| Data records for software interfaces |

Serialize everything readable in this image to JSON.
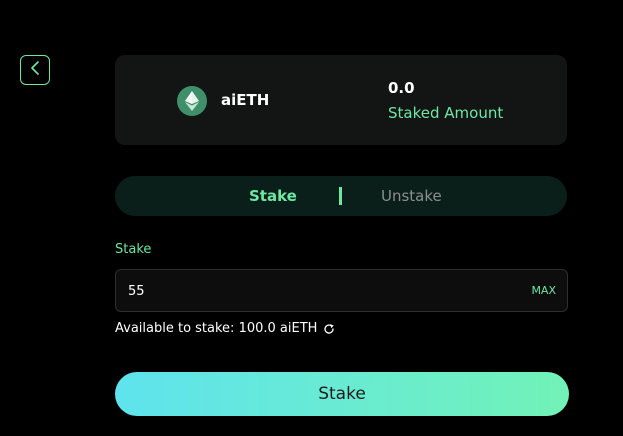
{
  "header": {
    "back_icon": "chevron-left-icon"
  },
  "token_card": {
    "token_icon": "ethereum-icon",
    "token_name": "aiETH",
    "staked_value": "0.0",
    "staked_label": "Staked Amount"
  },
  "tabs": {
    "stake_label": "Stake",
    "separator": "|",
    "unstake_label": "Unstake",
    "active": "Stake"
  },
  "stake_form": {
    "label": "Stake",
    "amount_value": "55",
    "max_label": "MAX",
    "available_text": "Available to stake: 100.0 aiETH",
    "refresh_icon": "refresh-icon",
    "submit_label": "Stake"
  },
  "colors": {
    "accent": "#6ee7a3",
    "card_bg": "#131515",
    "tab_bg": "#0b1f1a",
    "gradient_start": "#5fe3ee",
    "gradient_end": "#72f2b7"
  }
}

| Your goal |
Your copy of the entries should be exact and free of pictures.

| Response area |
Serialize everything readable in this image to JSON.
{
  "header": {
    "back_icon": "chevron-left-icon"
  },
  "token_card": {
    "token_icon": "ethereum-icon",
    "token_name": "aiETH",
    "staked_value": "0.0",
    "staked_label": "Staked Amount"
  },
  "tabs": {
    "stake_label": "Stake",
    "separator": "|",
    "unstake_label": "Unstake",
    "active": "Stake"
  },
  "stake_form": {
    "label": "Stake",
    "amount_value": "55",
    "max_label": "MAX",
    "available_text": "Available to stake: 100.0 aiETH",
    "refresh_icon": "refresh-icon",
    "submit_label": "Stake"
  },
  "colors": {
    "accent": "#6ee7a3",
    "card_bg": "#131515",
    "tab_bg": "#0b1f1a",
    "gradient_start": "#5fe3ee",
    "gradient_end": "#72f2b7"
  }
}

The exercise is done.